Interface dataset entries:
_ _ _
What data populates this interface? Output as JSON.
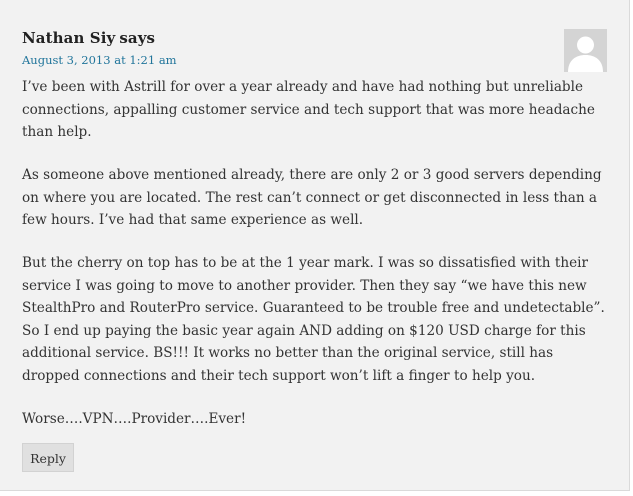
{
  "comment": {
    "author": "Nathan Siy",
    "says": "says",
    "date": "August 3, 2013 at 1:21 am",
    "paragraphs": [
      "I’ve been with Astrill for over a year already and have had nothing but unreliable connections, appalling customer service and tech support that was more headache than help.",
      "As someone above mentioned already, there are only 2 or 3 good servers depending on where you are located. The rest can’t connect or get disconnected in less than a few hours. I’ve had that same experience as well.",
      "But the cherry on top has to be at the 1 year mark. I was so dissatisfied with their service I was going to move to another provider. Then they say “we have this new StealthPro and RouterPro service. Guaranteed to be trouble free and undetectable”. So I end up paying the basic year again AND adding on $120 USD charge for this additional service. BS!!! It works no better than the original service, still has dropped connections and their tech support won’t lift a finger to help you.",
      "Worse….VPN….Provider….Ever!"
    ],
    "reply_label": "Reply",
    "avatar_icon": "default-user-avatar-icon"
  },
  "colors": {
    "background": "#f2f2f2",
    "link": "#21759b",
    "text": "#333333",
    "button": "#e0e0e0"
  }
}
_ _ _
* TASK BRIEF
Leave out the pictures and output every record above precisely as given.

* TASK ANSWER
What data populates this interface? Output as JSON.
{
  "comment": {
    "author": "Nathan Siy",
    "says": "says",
    "date": "August 3, 2013 at 1:21 am",
    "paragraphs": [
      "I’ve been with Astrill for over a year already and have had nothing but unreliable connections, appalling customer service and tech support that was more headache than help.",
      "As someone above mentioned already, there are only 2 or 3 good servers depending on where you are located. The rest can’t connect or get disconnected in less than a few hours. I’ve had that same experience as well.",
      "But the cherry on top has to be at the 1 year mark. I was so dissatisfied with their service I was going to move to another provider. Then they say “we have this new StealthPro and RouterPro service. Guaranteed to be trouble free and undetectable”. So I end up paying the basic year again AND adding on $120 USD charge for this additional service. BS!!! It works no better than the original service, still has dropped connections and their tech support won’t lift a finger to help you.",
      "Worse….VPN….Provider….Ever!"
    ],
    "reply_label": "Reply",
    "avatar_icon": "default-user-avatar-icon"
  },
  "colors": {
    "background": "#f2f2f2",
    "link": "#21759b",
    "text": "#333333",
    "button": "#e0e0e0"
  }
}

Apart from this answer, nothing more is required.